- **PROBLEM DETAILS**
The response must consist of all the entries, duplicated without alteration.

[Component data from apps and pages]
# # #

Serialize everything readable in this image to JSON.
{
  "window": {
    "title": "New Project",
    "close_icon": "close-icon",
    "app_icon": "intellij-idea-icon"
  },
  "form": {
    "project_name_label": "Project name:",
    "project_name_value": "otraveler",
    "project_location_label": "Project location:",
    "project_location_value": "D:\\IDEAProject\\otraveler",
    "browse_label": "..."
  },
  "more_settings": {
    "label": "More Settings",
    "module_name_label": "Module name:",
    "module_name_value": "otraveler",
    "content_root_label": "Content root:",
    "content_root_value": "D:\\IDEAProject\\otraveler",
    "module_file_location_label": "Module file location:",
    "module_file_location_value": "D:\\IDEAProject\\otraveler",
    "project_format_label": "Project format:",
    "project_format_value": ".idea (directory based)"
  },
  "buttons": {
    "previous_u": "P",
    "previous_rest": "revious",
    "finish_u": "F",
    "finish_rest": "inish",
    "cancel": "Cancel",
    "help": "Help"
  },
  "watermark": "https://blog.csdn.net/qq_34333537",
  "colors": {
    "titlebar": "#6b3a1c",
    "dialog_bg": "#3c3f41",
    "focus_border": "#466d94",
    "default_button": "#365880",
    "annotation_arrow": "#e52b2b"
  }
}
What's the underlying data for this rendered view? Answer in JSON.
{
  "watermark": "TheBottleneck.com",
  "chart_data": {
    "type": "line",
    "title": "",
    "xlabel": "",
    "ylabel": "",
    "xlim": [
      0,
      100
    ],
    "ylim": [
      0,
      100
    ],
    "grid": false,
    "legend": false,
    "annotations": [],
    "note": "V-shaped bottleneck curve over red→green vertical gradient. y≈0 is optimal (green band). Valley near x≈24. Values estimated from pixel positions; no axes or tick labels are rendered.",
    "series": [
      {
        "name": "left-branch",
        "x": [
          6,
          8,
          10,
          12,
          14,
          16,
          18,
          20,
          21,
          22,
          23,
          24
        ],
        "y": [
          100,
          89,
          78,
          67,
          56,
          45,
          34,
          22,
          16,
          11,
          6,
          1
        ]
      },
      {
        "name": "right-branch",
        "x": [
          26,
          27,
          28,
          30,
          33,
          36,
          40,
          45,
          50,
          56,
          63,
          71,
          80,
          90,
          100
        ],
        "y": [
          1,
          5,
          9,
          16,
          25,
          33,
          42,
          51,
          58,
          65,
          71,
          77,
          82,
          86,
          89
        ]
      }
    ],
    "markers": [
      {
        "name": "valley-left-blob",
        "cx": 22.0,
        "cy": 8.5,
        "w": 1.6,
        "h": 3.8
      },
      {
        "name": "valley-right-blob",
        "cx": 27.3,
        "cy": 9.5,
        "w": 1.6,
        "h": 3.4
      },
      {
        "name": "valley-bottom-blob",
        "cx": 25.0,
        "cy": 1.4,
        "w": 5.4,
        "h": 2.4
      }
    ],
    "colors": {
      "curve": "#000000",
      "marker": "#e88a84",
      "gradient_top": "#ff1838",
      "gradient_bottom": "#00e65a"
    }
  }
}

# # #

- **RESPONSE AREA**
Serialize everything readable in this image to JSON.
{
  "window": {
    "title": "New Project",
    "close_icon": "close-icon",
    "app_icon": "intellij-idea-icon"
  },
  "form": {
    "project_name_label": "Project name:",
    "project_name_value": "otraveler",
    "project_location_label": "Project location:",
    "project_location_value": "D:\\IDEAProject\\otraveler",
    "browse_label": "..."
  },
  "more_settings": {
    "label": "More Settings",
    "module_name_label": "Module name:",
    "module_name_value": "otraveler",
    "content_root_label": "Content root:",
    "content_root_value": "D:\\IDEAProject\\otraveler",
    "module_file_location_label": "Module file location:",
    "module_file_location_value": "D:\\IDEAProject\\otraveler",
    "project_format_label": "Project format:",
    "project_format_value": ".idea (directory based)"
  },
  "buttons": {
    "previous_u": "P",
    "previous_rest": "revious",
    "finish_u": "F",
    "finish_rest": "inish",
    "cancel": "Cancel",
    "help": "Help"
  },
  "watermark": "https://blog.csdn.net/qq_34333537",
  "colors": {
    "titlebar": "#6b3a1c",
    "dialog_bg": "#3c3f41",
    "focus_border": "#466d94",
    "default_button": "#365880",
    "annotation_arrow": "#e52b2b"
  }
}
What's the underlying data for this rendered view? Answer in JSON.
{
  "watermark": "TheBottleneck.com",
  "chart_data": {
    "type": "line",
    "title": "",
    "xlabel": "",
    "ylabel": "",
    "xlim": [
      0,
      100
    ],
    "ylim": [
      0,
      100
    ],
    "grid": false,
    "legend": false,
    "annotations": [],
    "note": "V-shaped bottleneck curve over red→green vertical gradient. y≈0 is optimal (green band). Valley near x≈24. Values estimated from pixel positions; no axes or tick labels are rendered.",
    "series": [
      {
        "name": "left-branch",
        "x": [
          6,
          8,
          10,
          12,
          14,
          16,
          18,
          20,
          21,
          22,
          23,
          24
        ],
        "y": [
          100,
          89,
          78,
          67,
          56,
          45,
          34,
          22,
          16,
          11,
          6,
          1
        ]
      },
      {
        "name": "right-branch",
        "x": [
          26,
          27,
          28,
          30,
          33,
          36,
          40,
          45,
          50,
          56,
          63,
          71,
          80,
          90,
          100
        ],
        "y": [
          1,
          5,
          9,
          16,
          25,
          33,
          42,
          51,
          58,
          65,
          71,
          77,
          82,
          86,
          89
        ]
      }
    ],
    "markers": [
      {
        "name": "valley-left-blob",
        "cx": 22.0,
        "cy": 8.5,
        "w": 1.6,
        "h": 3.8
      },
      {
        "name": "valley-right-blob",
        "cx": 27.3,
        "cy": 9.5,
        "w": 1.6,
        "h": 3.4
      },
      {
        "name": "valley-bottom-blob",
        "cx": 25.0,
        "cy": 1.4,
        "w": 5.4,
        "h": 2.4
      }
    ],
    "colors": {
      "curve": "#000000",
      "marker": "#e88a84",
      "gradient_top": "#ff1838",
      "gradient_bottom": "#00e65a"
    }
  }
}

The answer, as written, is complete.